(Stored data)

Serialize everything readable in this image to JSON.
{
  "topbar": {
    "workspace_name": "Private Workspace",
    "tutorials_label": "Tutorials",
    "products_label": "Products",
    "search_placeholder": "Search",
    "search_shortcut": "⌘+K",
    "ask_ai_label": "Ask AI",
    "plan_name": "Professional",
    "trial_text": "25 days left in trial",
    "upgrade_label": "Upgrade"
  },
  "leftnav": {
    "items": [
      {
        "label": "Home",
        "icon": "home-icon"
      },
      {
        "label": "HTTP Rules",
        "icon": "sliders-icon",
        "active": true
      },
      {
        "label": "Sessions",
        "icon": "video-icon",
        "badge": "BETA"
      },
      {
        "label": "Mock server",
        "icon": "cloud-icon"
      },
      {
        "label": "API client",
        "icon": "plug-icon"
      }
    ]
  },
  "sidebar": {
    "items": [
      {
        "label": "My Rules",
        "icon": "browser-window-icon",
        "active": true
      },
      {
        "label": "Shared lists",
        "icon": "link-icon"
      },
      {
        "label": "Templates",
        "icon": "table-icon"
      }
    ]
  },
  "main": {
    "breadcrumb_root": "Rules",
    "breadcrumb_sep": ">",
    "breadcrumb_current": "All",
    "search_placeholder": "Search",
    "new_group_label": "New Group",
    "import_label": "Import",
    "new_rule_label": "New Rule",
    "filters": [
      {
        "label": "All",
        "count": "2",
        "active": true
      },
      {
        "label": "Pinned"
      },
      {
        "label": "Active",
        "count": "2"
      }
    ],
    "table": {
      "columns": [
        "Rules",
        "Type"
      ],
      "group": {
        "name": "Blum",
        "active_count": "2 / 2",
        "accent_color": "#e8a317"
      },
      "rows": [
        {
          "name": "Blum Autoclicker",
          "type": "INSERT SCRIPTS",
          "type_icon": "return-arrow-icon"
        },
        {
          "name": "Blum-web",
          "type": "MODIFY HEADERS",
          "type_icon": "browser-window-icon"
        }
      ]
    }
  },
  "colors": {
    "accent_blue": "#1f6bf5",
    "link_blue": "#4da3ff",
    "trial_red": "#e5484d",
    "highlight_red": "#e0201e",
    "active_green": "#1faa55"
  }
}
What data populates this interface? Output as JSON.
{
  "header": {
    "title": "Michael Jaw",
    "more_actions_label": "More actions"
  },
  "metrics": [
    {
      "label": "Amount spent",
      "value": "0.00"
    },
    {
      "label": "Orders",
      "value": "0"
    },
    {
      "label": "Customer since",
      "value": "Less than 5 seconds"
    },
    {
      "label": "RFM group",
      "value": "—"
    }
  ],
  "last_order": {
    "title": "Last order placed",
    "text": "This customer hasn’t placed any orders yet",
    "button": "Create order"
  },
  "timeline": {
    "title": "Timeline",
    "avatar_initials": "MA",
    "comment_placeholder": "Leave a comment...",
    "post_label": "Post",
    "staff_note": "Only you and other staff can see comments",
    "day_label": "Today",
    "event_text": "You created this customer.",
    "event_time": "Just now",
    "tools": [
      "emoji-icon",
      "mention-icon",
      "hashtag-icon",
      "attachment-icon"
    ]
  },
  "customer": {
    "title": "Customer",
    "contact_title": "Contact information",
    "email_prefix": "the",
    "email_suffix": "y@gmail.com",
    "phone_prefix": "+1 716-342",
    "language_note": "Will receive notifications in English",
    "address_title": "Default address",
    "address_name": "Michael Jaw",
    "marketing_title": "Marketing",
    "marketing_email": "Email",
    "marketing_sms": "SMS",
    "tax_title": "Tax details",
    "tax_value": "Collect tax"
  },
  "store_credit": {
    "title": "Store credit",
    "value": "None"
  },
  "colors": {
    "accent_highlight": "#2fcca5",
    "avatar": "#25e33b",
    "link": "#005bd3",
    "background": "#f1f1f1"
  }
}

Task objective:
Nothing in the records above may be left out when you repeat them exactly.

Solution to this task:
Serialize everything readable in this image to JSON.
{
  "topbar": {
    "workspace_name": "Private Workspace",
    "tutorials_label": "Tutorials",
    "products_label": "Products",
    "search_placeholder": "Search",
    "search_shortcut": "⌘+K",
    "ask_ai_label": "Ask AI",
    "plan_name": "Professional",
    "trial_text": "25 days left in trial",
    "upgrade_label": "Upgrade"
  },
  "leftnav": {
    "items": [
      {
        "label": "Home",
        "icon": "home-icon"
      },
      {
        "label": "HTTP Rules",
        "icon": "sliders-icon",
        "active": true
      },
      {
        "label": "Sessions",
        "icon": "video-icon",
        "badge": "BETA"
      },
      {
        "label": "Mock server",
        "icon": "cloud-icon"
      },
      {
        "label": "API client",
        "icon": "plug-icon"
      }
    ]
  },
  "sidebar": {
    "items": [
      {
        "label": "My Rules",
        "icon": "browser-window-icon",
        "active": true
      },
      {
        "label": "Shared lists",
        "icon": "link-icon"
      },
      {
        "label": "Templates",
        "icon": "table-icon"
      }
    ]
  },
  "main": {
    "breadcrumb_root": "Rules",
    "breadcrumb_sep": ">",
    "breadcrumb_current": "All",
    "search_placeholder": "Search",
    "new_group_label": "New Group",
    "import_label": "Import",
    "new_rule_label": "New Rule",
    "filters": [
      {
        "label": "All",
        "count": "2",
        "active": true
      },
      {
        "label": "Pinned"
      },
      {
        "label": "Active",
        "count": "2"
      }
    ],
    "table": {
      "columns": [
        "Rules",
        "Type"
      ],
      "group": {
        "name": "Blum",
        "active_count": "2 / 2",
        "accent_color": "#e8a317"
      },
      "rows": [
        {
          "name": "Blum Autoclicker",
          "type": "INSERT SCRIPTS",
          "type_icon": "return-arrow-icon"
        },
        {
          "name": "Blum-web",
          "type": "MODIFY HEADERS",
          "type_icon": "browser-window-icon"
        }
      ]
    }
  },
  "colors": {
    "accent_blue": "#1f6bf5",
    "link_blue": "#4da3ff",
    "trial_red": "#e5484d",
    "highlight_red": "#e0201e",
    "active_green": "#1faa55"
  }
}
What data populates this interface? Output as JSON.
{
  "header": {
    "title": "Michael Jaw",
    "more_actions_label": "More actions"
  },
  "metrics": [
    {
      "label": "Amount spent",
      "value": "0.00"
    },
    {
      "label": "Orders",
      "value": "0"
    },
    {
      "label": "Customer since",
      "value": "Less than 5 seconds"
    },
    {
      "label": "RFM group",
      "value": "—"
    }
  ],
  "last_order": {
    "title": "Last order placed",
    "text": "This customer hasn’t placed any orders yet",
    "button": "Create order"
  },
  "timeline": {
    "title": "Timeline",
    "avatar_initials": "MA",
    "comment_placeholder": "Leave a comment...",
    "post_label": "Post",
    "staff_note": "Only you and other staff can see comments",
    "day_label": "Today",
    "event_text": "You created this customer.",
    "event_time": "Just now",
    "tools": [
      "emoji-icon",
      "mention-icon",
      "hashtag-icon",
      "attachment-icon"
    ]
  },
  "customer": {
    "title": "Customer",
    "contact_title": "Contact information",
    "email_prefix": "the",
    "email_suffix": "y@gmail.com",
    "phone_prefix": "+1 716-342",
    "language_note": "Will receive notifications in English",
    "address_title": "Default address",
    "address_name": "Michael Jaw",
    "marketing_title": "Marketing",
    "marketing_email": "Email",
    "marketing_sms": "SMS",
    "tax_title": "Tax details",
    "tax_value": "Collect tax"
  },
  "store_credit": {
    "title": "Store credit",
    "value": "None"
  },
  "colors": {
    "accent_highlight": "#2fcca5",
    "avatar": "#25e33b",
    "link": "#005bd3",
    "background": "#f1f1f1"
  }
}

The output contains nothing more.